The Thrift Shop donates all profits to town organizations. Last year, it donated $145,000 — funds that could be potentially reduced with tax costs it didn’t have before.
But the board was concerned that granting an abatement could open it up to more organizations in town.
“The other question that the board brought up at previous meetings was, Are there other 501(c)(3)s in town that lease that might come forward?” said First Selectman Rudy Marconi.
Selectman Bob Hebert seconded that sentiment.
“I love the idea of the thrift shops and everything,” he said.
“I’m looking down the road a little bit, and this can open up a whole can of worms. We need to have a policy that would guide us — I see some real potential issues down the road.”

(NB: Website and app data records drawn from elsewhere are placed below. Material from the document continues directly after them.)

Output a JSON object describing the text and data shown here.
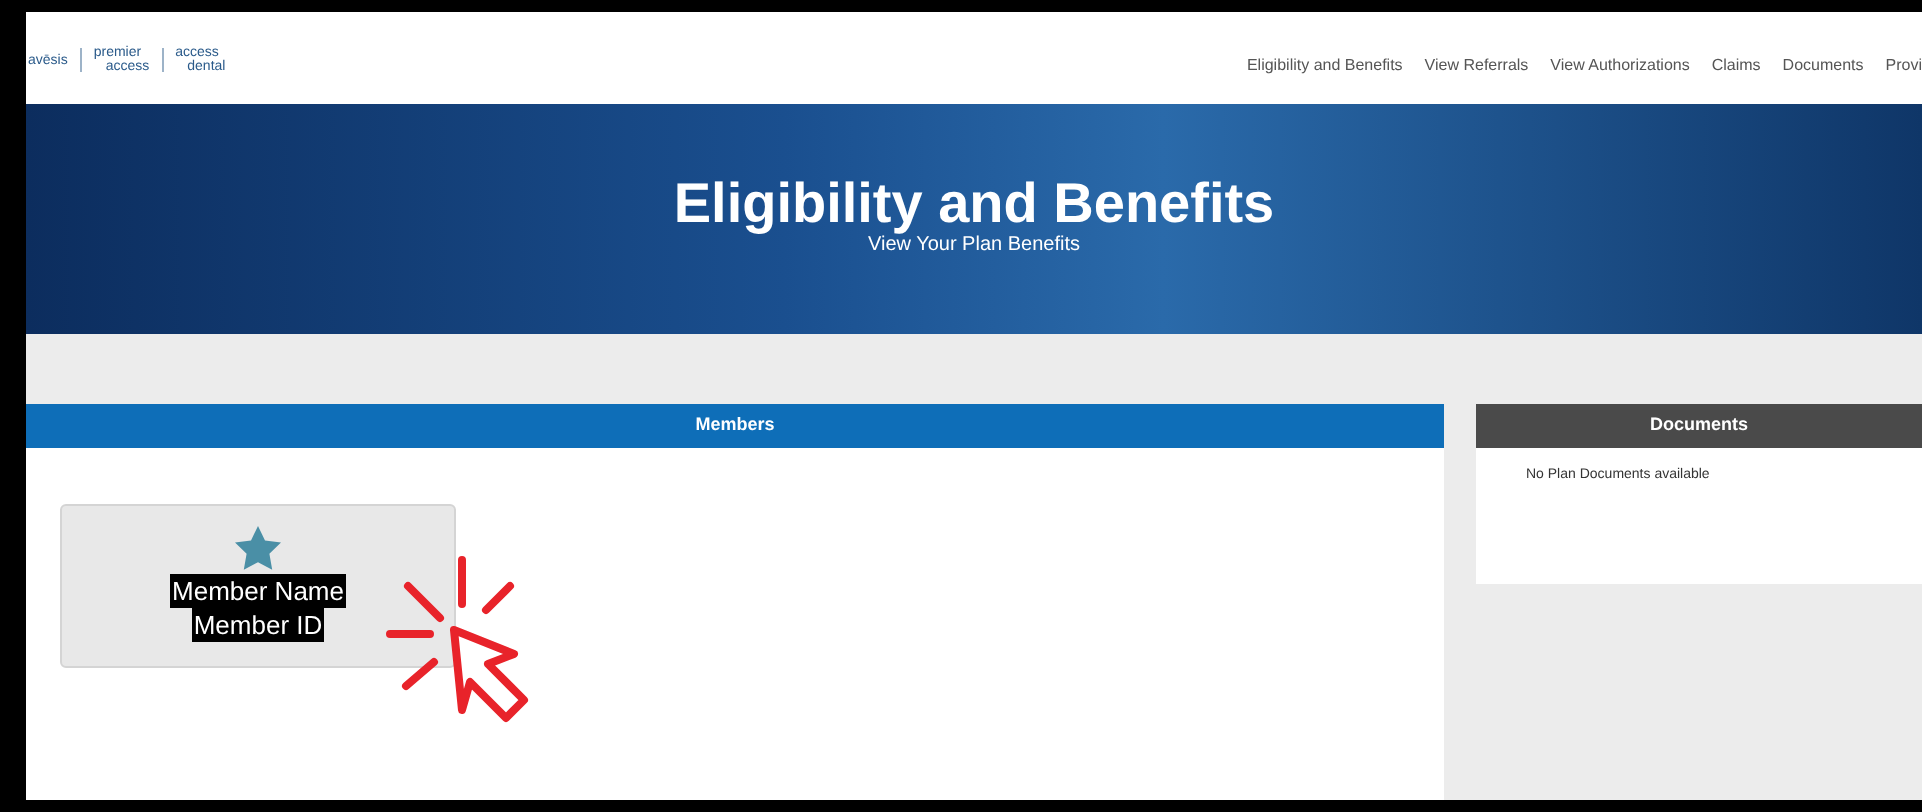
{
  "logos": [
    {
      "lines": [
        "avēsis"
      ]
    },
    {
      "lines": [
        "premier",
        "access"
      ]
    },
    {
      "lines": [
        "access",
        "dental"
      ]
    }
  ],
  "nav": [
    {
      "label": "Eligibility and Benefits"
    },
    {
      "label": "View Referrals"
    },
    {
      "label": "View Authorizations"
    },
    {
      "label": "Claims"
    },
    {
      "label": "Documents"
    },
    {
      "label": "Provi"
    }
  ],
  "banner": {
    "title": "Eligibility and Benefits",
    "subtitle": "View Your Plan Benefits"
  },
  "members": {
    "title": "Members",
    "cards": [
      {
        "name": "Member Name",
        "id": "Member ID"
      }
    ]
  },
  "documents": {
    "title": "Documents",
    "message": "No Plan Documents available"
  }
}
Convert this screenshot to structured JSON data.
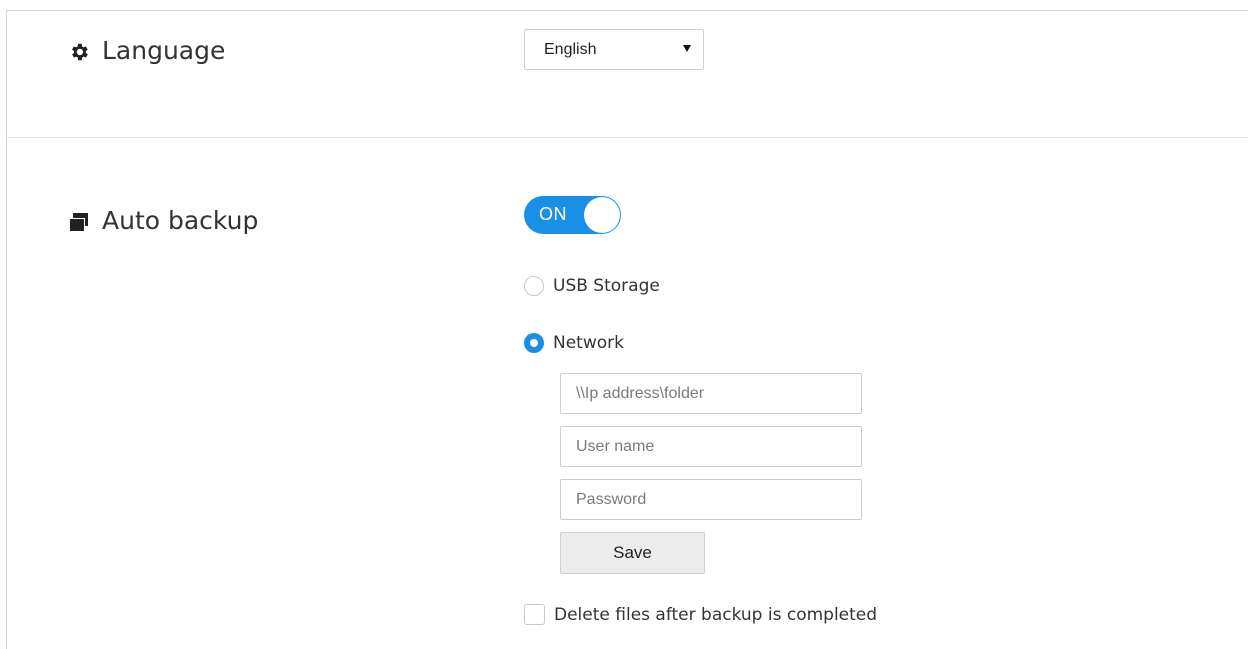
{
  "language": {
    "title": "Language",
    "icon": "gear-icon",
    "selected": "English"
  },
  "backup": {
    "title": "Auto backup",
    "icon": "window-icon",
    "toggle_label": "ON",
    "toggle_state": "on",
    "options": {
      "usb_label": "USB Storage",
      "network_label": "Network",
      "selected": "Network"
    },
    "network": {
      "ip_placeholder": "\\\\Ip address\\folder",
      "user_placeholder": "User name",
      "password_placeholder": "Password",
      "save_label": "Save"
    },
    "delete_label": "Delete files after backup is completed",
    "delete_checked": false
  },
  "colors": {
    "accent": "#1a8fe6"
  }
}
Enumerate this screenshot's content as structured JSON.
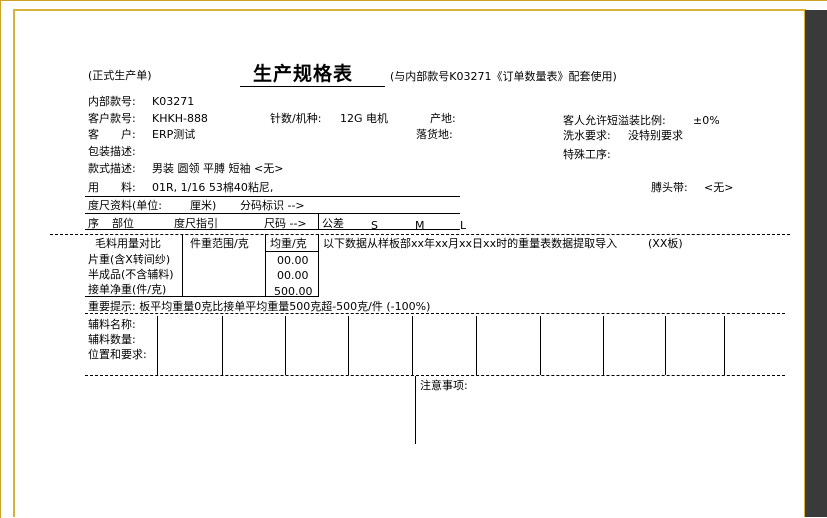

Selectman Steve Zemo weighed in that a possible alternative could be funding the organization in some other way, without granting a tax abatement.
“A request can come in next year, and perhaps we revisit the percentage of our grants,” he said.
“Because, really, it’s just moving money — abatement, or grant, or donation. …
“I’m a big fan of you folks and the efforts that you put in,” Zemo added. “Really, a tax abatement or community grant, donation, to me it’s all the same — it’s really moving taxpayer money to different organizations in the town.”
The board agreed to take some more time to come up with a solid abatement policy.
“I think we, as a town, should have an abatement policy so we can address this and be fair to everybody,” said Hebert.